(EXERCISE REQUIREMENTS):
This calls for a verbatim copy of all the data, with no images carried over.

(MATERIAL FOR THE TASK):
======

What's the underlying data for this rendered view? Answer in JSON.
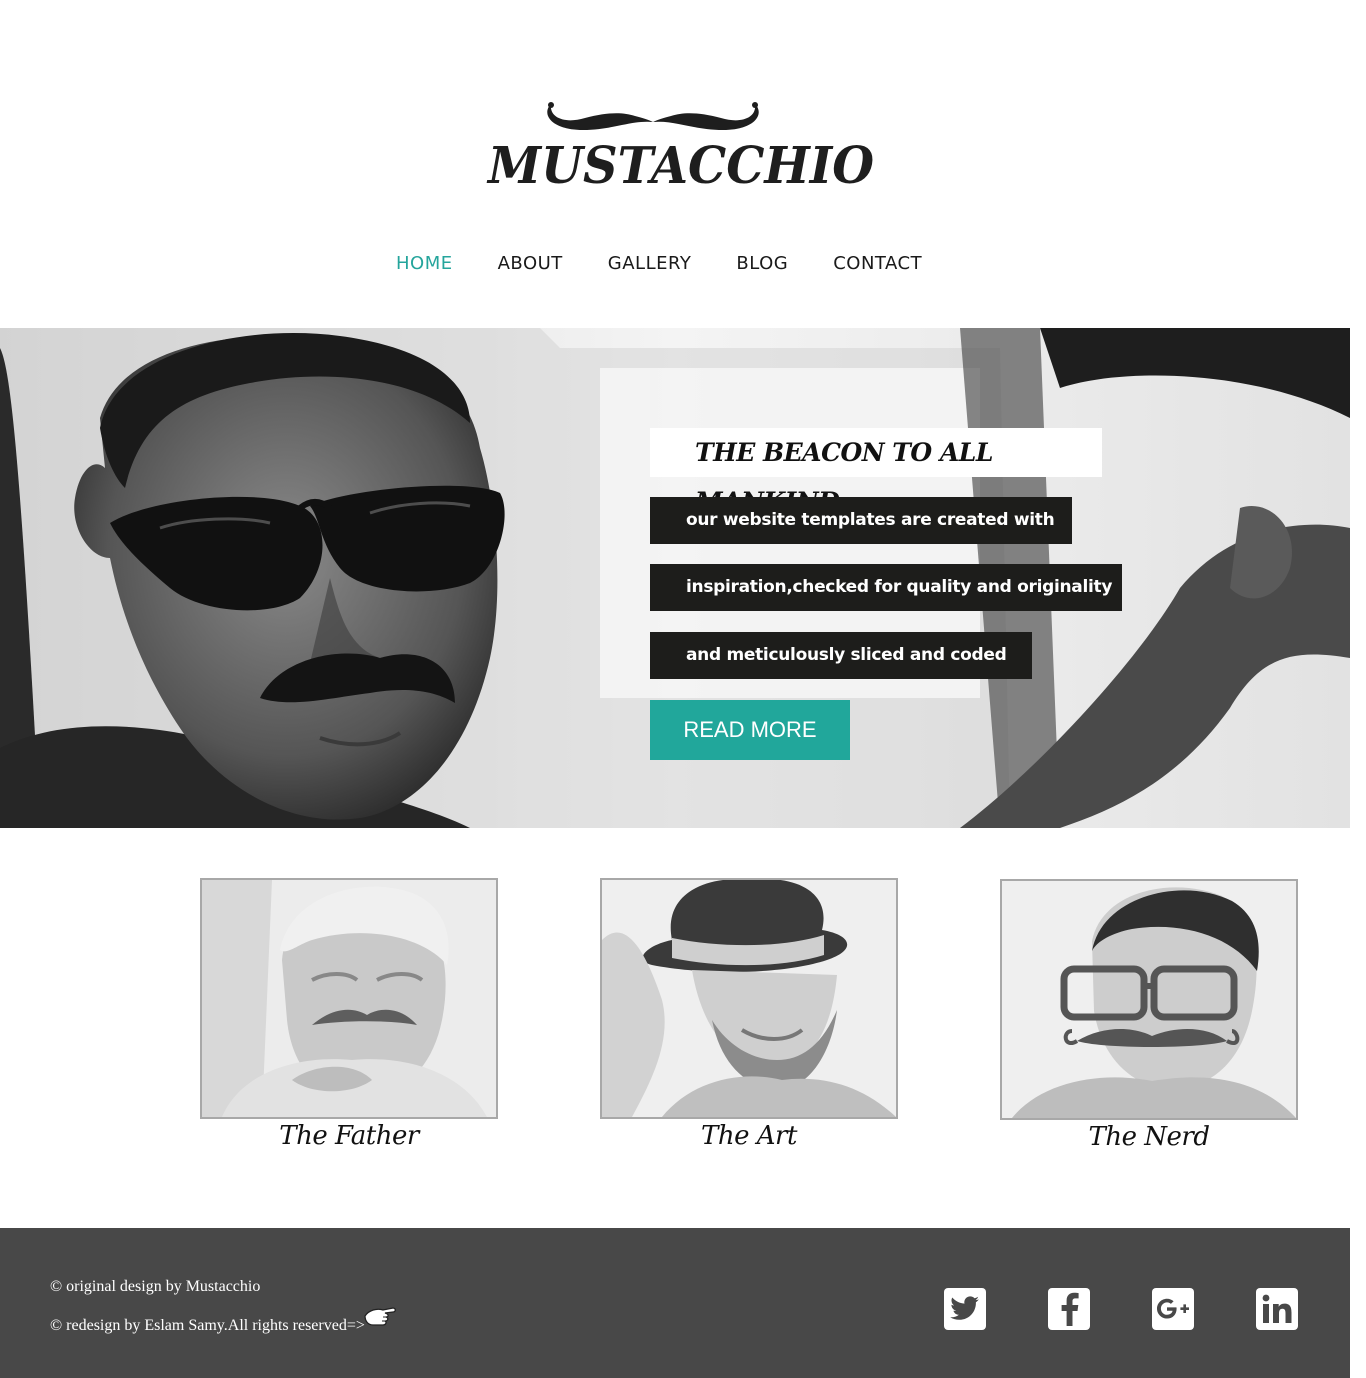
{
  "logo": {
    "text": "MUSTACCHIO"
  },
  "nav": {
    "items": [
      {
        "label": "HOME",
        "active": true
      },
      {
        "label": "ABOUT"
      },
      {
        "label": "GALLERY"
      },
      {
        "label": "BLOG"
      },
      {
        "label": "CONTACT"
      }
    ]
  },
  "hero": {
    "title": "THE BEACON TO ALL MANKIND",
    "lines": [
      "our website templates are created with",
      "inspiration,checked for quality and originality",
      "and meticulously sliced and coded"
    ],
    "button": "READ MORE"
  },
  "cards": [
    {
      "caption": "The Father"
    },
    {
      "caption": "The Art"
    },
    {
      "caption": "The Nerd"
    }
  ],
  "footer": {
    "credit1": "© original design by Mustacchio",
    "credit2": "© redesign by Eslam Samy.All rights reserved=>",
    "social": [
      "twitter-icon",
      "facebook-icon",
      "google-plus-icon",
      "linkedin-icon"
    ]
  },
  "colors": {
    "accent": "#21a79b",
    "footer": "#484848",
    "hero_box": "#1d1d1b"
  }
}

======

(FINISHED EXERCISE):
What's the underlying data for this rendered view? Answer in JSON.
{
  "logo": {
    "text": "MUSTACCHIO"
  },
  "nav": {
    "items": [
      {
        "label": "HOME",
        "active": true
      },
      {
        "label": "ABOUT"
      },
      {
        "label": "GALLERY"
      },
      {
        "label": "BLOG"
      },
      {
        "label": "CONTACT"
      }
    ]
  },
  "hero": {
    "title": "THE BEACON TO ALL MANKIND",
    "lines": [
      "our website templates are created with",
      "inspiration,checked for quality and originality",
      "and meticulously sliced and coded"
    ],
    "button": "READ MORE"
  },
  "cards": [
    {
      "caption": "The Father"
    },
    {
      "caption": "The Art"
    },
    {
      "caption": "The Nerd"
    }
  ],
  "footer": {
    "credit1": "© original design by Mustacchio",
    "credit2": "© redesign by Eslam Samy.All rights reserved=>",
    "social": [
      "twitter-icon",
      "facebook-icon",
      "google-plus-icon",
      "linkedin-icon"
    ]
  },
  "colors": {
    "accent": "#21a79b",
    "footer": "#484848",
    "hero_box": "#1d1d1b"
  }
}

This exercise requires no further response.